Wednesday, August 19, 2009

Sunday, August 16, 2009

3.1.1: Getting to the HEART of things

An article in the latest Distance Education 30(2), called "Approaches to learning design: past the head and the hands to the HEART of the matter" by Donald et al (pp.179-199) makes an excellent contribution to instructional design theory and practice. Donald et al accentuate the differences between learning design considered as a product, and learning design as a process. Essentially:
  • learning design as product assumes the primary importance of distribution channels;
  • learning design as process reveals matters of the "ill-structured/belief-driven" (p.184) approach characteristic of "real, messy" (p.183) learning design activity.
Right away, this distinction makes it clear why efforts to re-use learning materials across institutions is problematic. The questions usually addressed assume that learning design is defined by its output, and not the processes that generated the output. The results of learning design are highly contextualised and "driven by individual pedagogical beliefs" (2009, p.179). Learning object and reusability enthusiasts tend to focus on learning design as product, leading them to focus on the representation, storage and accessibility of learning designs rather than pedagogical transferability across different contexts (something that hasn't really changed since Littlejohn's 2004 Reusing online resources).

However the real reason I am impressed with the work of Donald et al is because they approach learning design in a way that acknowledges the value of the teacher. Their work is empowering to the teacher, recognising an aspect of e-learning that needs to be restored (their citation of Palmer certainly helps with this!) The HEART (HEaring And Realising Teaching) model they describe place the focus on teachers' (and instructional designers') epistemological, pedagogical, curriculum and CAL ('computer assisted learning') beliefs as a diagnostic and reflective tool that no doubt assists with conversations and collaboration between member of faculty and instructional designer. This article will certainly influence the way we approach learning design projects at our College!

Tuesday, August 11, 2009

*.*: Open access journals in e-learning

Some recent exchange in ITForum included this editable compilation of "Open Access Journals in Learning Technology", initiated by George Veletsianos of the University of Manchester - a very valuable resource.

There is a truly staggering availability of literature available in e-learning. Conversations are diverse, paradigms are many. The purpose of the E-Primer series is to help provide some sort of orientation to the major themes in literature, and to serve as a foundation for further investigation.

Sunday, August 2, 2009

5.3.4: Virtual world accounts reach 579m

The SLENZ blog is one worth subscribing to. Posts are always full, informative and well written! Number 121 includes reference to reports from kzero, a UK consultancy concerned with "the marketing dynamics relating to virtual worlds". The results are very interesting - and re nicely presented in a "Universe-graph" (here). The graphs show registration numbers for various worlds across different age groups (target audiences) over various years. Registrtaion growth is particularly high across the 9 to 12 and 13 to 18 age brackets.

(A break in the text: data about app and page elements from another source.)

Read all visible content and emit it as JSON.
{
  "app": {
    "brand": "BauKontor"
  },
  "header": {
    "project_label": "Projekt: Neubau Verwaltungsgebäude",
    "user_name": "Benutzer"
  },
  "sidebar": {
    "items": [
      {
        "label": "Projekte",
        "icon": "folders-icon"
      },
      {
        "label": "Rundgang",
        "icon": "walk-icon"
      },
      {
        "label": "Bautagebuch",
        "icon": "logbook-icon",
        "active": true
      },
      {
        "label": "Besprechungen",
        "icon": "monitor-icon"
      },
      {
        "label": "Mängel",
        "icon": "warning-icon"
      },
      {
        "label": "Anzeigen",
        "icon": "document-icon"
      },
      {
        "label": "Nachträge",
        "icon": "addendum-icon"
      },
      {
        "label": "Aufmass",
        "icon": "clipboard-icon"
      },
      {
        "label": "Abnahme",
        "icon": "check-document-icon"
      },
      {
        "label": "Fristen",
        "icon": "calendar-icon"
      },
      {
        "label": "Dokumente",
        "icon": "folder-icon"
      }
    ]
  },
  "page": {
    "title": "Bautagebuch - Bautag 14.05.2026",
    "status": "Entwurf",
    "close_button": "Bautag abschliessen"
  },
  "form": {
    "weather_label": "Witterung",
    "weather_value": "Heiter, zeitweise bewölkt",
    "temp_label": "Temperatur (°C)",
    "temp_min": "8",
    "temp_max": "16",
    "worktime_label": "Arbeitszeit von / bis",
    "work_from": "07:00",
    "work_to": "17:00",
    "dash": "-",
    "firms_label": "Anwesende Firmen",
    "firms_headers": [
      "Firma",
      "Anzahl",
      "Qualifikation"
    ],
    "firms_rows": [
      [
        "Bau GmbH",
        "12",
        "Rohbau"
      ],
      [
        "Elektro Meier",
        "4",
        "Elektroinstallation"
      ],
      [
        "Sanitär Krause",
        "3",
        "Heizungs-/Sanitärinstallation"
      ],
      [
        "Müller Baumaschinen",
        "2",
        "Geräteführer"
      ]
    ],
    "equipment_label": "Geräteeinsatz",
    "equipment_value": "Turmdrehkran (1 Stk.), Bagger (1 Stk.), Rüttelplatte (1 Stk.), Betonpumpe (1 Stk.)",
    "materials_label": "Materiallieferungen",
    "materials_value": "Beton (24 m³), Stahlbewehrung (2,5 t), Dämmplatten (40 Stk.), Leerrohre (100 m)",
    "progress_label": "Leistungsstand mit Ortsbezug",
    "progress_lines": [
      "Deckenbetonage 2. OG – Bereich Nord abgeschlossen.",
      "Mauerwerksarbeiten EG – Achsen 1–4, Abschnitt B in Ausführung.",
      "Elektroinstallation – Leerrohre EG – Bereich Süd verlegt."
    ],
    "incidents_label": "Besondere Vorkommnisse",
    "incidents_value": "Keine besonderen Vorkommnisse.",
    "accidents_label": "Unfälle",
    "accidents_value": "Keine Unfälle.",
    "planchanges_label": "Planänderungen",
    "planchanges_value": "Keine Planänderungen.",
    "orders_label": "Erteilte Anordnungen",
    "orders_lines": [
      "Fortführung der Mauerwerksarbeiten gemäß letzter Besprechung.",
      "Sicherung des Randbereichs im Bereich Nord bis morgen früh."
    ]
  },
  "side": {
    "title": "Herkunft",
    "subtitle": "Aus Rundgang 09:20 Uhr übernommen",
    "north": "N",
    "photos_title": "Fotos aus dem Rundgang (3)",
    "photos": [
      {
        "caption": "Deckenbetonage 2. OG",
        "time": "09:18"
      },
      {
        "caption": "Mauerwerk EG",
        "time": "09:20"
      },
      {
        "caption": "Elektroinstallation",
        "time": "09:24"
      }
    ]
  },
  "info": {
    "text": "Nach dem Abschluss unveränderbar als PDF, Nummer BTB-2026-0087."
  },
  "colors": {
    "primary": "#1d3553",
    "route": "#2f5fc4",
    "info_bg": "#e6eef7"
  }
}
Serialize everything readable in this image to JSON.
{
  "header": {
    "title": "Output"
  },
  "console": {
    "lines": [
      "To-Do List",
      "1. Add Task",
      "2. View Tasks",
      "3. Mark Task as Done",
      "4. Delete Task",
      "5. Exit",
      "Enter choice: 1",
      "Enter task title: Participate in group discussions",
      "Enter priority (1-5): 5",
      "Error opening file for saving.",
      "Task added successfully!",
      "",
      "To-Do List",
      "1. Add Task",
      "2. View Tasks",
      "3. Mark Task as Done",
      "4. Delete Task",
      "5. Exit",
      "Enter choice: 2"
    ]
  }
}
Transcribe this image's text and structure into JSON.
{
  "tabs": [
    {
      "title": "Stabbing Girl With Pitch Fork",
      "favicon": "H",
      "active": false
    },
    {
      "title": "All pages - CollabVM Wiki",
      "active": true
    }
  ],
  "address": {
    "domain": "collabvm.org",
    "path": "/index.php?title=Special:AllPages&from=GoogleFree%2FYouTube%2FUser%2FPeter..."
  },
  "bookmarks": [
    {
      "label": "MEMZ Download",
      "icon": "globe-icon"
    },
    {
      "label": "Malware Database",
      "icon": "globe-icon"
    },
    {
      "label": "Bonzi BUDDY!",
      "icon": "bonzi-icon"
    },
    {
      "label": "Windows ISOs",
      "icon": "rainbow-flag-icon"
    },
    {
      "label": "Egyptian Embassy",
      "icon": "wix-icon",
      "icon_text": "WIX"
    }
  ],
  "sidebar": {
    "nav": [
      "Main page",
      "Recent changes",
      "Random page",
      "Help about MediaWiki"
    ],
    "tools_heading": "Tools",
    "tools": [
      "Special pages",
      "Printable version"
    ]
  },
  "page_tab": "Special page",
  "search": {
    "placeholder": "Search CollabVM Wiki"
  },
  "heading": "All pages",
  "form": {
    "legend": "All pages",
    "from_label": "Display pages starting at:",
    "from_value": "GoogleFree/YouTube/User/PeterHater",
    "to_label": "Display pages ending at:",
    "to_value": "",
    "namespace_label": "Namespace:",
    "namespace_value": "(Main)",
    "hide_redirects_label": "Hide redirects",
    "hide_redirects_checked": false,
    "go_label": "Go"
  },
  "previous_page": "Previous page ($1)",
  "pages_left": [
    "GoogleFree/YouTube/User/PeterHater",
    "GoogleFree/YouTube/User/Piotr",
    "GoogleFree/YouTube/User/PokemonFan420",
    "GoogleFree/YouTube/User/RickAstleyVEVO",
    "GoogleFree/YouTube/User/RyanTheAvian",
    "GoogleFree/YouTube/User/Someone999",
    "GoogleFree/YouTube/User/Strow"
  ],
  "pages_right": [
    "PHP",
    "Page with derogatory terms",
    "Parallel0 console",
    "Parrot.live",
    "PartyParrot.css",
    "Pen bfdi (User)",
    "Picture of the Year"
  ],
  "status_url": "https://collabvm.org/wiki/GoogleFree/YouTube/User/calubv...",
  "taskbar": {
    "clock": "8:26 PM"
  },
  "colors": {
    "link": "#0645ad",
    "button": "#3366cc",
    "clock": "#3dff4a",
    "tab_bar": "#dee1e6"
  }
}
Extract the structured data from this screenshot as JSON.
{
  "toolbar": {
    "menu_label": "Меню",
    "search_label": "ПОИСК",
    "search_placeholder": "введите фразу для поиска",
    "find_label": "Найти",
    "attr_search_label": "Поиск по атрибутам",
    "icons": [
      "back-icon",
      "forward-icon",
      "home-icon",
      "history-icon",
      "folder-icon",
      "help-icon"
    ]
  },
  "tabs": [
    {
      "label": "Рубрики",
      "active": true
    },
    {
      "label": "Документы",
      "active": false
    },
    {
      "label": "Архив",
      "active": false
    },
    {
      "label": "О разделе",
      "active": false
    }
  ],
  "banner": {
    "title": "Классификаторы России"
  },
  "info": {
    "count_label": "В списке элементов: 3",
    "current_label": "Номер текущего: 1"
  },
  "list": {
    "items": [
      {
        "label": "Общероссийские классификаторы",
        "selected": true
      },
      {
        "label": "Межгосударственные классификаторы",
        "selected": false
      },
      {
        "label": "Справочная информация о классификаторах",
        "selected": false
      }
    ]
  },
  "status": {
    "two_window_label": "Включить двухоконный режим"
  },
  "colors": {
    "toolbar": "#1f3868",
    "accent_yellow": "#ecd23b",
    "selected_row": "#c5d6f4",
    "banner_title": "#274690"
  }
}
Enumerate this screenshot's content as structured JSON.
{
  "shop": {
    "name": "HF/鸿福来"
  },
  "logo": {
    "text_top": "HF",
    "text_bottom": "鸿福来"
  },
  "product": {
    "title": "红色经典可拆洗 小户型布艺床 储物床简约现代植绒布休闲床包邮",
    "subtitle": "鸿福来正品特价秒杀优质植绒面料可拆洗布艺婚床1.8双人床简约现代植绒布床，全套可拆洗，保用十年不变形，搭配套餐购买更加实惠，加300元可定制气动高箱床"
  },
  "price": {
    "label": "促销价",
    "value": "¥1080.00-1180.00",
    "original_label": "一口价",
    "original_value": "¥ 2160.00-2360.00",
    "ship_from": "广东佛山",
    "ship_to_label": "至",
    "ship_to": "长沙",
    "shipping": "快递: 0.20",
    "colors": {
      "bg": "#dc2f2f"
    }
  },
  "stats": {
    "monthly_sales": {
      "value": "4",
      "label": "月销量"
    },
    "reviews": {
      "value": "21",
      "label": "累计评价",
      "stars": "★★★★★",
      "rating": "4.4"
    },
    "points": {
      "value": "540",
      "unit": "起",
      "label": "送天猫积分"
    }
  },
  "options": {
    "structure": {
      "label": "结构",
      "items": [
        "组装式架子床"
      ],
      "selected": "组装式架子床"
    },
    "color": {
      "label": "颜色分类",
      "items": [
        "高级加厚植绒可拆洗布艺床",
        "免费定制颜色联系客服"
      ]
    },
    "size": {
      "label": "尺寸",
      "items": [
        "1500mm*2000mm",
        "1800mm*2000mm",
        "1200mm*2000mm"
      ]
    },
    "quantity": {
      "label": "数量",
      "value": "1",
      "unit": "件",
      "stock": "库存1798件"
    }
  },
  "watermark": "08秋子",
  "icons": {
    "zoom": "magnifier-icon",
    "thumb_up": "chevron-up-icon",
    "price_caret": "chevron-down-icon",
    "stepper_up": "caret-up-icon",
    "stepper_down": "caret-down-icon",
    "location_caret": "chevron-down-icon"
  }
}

The difficulties with the number '579 million' are primarily twofold:
  1. Registration is not a good indicator of actual activity, and
  2. Individuals can have multiple registrations across different virtual worlds.
The leap from marketing potential to higher education potential is also not very clear from the statistics... particularly when the various virtual worlds are broken down by 'sector'. The genre of higher education is not well represented, though gaming, social chat and TV/film/books are. It is important that the significance of growing registration is not blown out of proportion as an indicator that such contexts are ready for higher education to exploit, as the use of virtual worlds for the purposes of academic learning is not as simple as having technically savvy users! Rather, what we ought to be considering is whether the genre of academic learning can be facilitated through such environments.